One can overstate all that, of course. At the end of the day both of these teams have MVP-candidates — Alex Bregman for Houston, Anthony Rendon for Washington — and a good supporting cast of thumpers like Juan Soto, José Altuve, Yordan Álvarez and hot-in-October Howie Kendrick, who will likely see DH action in the games in Houston. Ultimately it will come down, as always, to who is hotter over the next 4-7 games.


The bullpen was the Nationals’ biggest weakness all season long. In the NLDS against the Dodgers Dave Martinez masked the problem by creatively deploying starting pitchers in relief, praying a bit, and watching it work. in the NLCS they so thoroughly steamrolled the Cardinals that it didn’t truly matter, though they did get some good innings from guys not named Sean Doolittle and Daniel Hudson. Meaning that, heck, you may even see Fernando Rodney and Tanner Rainey in games that aren’t blowouts. Either way, the week off the Nationals have been given by wrapping up the NLCS so quickly means that every arm is fresh, with extra rest even, so the team’s biggest weakness is about as contained at the outset as it can be. As suggested above, the deeper Scherzer, Strasburg, Corbin and Sánchez can go, the better.

Houston’s bullpen has allowed 16 earned runs in 35.1 innings this postseason (4.08 ERA). This after having the third-best bullpen ERA in all of baseball during the regular season (3.75). Sample sizes are obviously an issue here.
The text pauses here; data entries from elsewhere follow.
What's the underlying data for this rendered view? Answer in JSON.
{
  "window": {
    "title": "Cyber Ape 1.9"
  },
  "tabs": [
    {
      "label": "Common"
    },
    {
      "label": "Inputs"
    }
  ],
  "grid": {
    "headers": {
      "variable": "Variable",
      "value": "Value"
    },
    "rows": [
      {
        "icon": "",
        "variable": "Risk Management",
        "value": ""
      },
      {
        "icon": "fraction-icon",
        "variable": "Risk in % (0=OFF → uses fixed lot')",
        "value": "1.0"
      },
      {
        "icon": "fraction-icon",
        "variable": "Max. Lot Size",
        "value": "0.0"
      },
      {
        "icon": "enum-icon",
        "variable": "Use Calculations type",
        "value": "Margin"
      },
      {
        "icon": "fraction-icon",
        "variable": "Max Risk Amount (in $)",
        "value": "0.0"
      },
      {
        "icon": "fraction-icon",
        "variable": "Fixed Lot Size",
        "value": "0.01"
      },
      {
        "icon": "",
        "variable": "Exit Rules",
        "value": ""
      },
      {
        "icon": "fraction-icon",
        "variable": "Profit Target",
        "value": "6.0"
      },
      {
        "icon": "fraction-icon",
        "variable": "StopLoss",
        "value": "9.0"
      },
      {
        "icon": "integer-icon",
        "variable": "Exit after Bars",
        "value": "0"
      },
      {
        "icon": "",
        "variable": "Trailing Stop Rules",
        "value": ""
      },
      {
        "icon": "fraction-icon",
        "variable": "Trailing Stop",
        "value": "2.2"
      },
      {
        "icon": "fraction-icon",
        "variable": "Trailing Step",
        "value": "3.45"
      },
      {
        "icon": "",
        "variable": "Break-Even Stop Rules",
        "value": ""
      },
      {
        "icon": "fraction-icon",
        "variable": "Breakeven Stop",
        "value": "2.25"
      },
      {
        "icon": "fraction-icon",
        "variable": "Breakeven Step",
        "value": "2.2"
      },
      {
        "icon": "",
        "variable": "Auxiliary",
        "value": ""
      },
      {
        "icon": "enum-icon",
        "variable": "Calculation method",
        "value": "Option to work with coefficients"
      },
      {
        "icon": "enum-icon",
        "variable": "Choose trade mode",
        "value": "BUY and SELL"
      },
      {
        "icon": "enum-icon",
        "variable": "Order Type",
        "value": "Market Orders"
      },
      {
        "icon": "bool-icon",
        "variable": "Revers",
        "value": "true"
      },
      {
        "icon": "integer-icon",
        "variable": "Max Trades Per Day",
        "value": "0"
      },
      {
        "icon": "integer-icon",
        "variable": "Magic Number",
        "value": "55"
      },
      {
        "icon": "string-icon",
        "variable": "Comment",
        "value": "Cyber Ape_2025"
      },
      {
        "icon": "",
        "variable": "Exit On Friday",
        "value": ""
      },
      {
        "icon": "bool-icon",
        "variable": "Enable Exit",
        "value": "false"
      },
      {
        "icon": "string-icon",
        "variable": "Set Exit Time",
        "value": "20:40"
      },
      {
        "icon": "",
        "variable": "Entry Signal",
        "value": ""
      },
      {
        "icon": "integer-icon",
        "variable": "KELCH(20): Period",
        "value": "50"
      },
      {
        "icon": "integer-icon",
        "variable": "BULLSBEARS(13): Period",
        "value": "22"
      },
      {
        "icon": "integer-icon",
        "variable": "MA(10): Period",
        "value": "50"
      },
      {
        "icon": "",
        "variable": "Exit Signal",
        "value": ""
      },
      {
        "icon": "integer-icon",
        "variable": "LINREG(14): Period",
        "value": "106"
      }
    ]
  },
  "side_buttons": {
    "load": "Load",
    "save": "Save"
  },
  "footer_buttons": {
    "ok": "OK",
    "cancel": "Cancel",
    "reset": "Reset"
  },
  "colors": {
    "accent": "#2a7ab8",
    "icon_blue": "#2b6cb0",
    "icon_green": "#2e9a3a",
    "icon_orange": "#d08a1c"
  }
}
As is the class of competition. They were more than capable of getting the job done during the ALDS and their failures — like Roberto Osuna‘s blown save in Game 6 — were either contained by the work of others or led to less-than-fatal wounds. They simply have better arms that Washington does down there even if, as is the case with the Nats, they’ll hope to need them as little as possible.


A.J. Hinch has hoisted a trophy before and rarely harms his team. Dave Martinez learned over the course of the season that the less he does the better. Without putting too fine a point on it, if it comes down to a chess match, it’s advantage: Astros. At this point Martinez simply needs to let his horses run and muster enough will to pull them out of the race if they’re tired. That’s easier said than done when it’s, say, Max Scherzer. His arm could be hanging by frayed tendons and he’d still probably glare at Martinez if he walked out to pull him.


There is virtually none. These teams share a spring training complex but they have not faced each other in interleague play since 2017. A host of players on each squad has never faced the pitchers on the other. In addition to starting pitchers being so critical here, add “NL vs. AL, in a matchup of unknowns” to the list of things that make this Fall Classic a throwback to olden days.

If we did the usual “Advantage: [TEAM]” for every one of those categories, I feel like we’d probably end up with the Astros coming out on top in each of them. The closest is probably the rotation, with the top-end talent of Cole, Verlander and Greinke outweighing the four-deep depth the Nats have at the moment. But as the earlier rounds showed, it’s not as much of an advantage as you might think and being able to run four starters out there whom you trust matters a lot.

Which is to say that, yeah, I think the Astros are the better team. They’re better in record, better on paper and should be favored. But I don’t think they’re overwhelming favorites. And I don’t think it could or should be considered a massive upset if this better-than-most-people think Nats team comes out on top. I feel like this will be a very, very even and competitive series, in fact.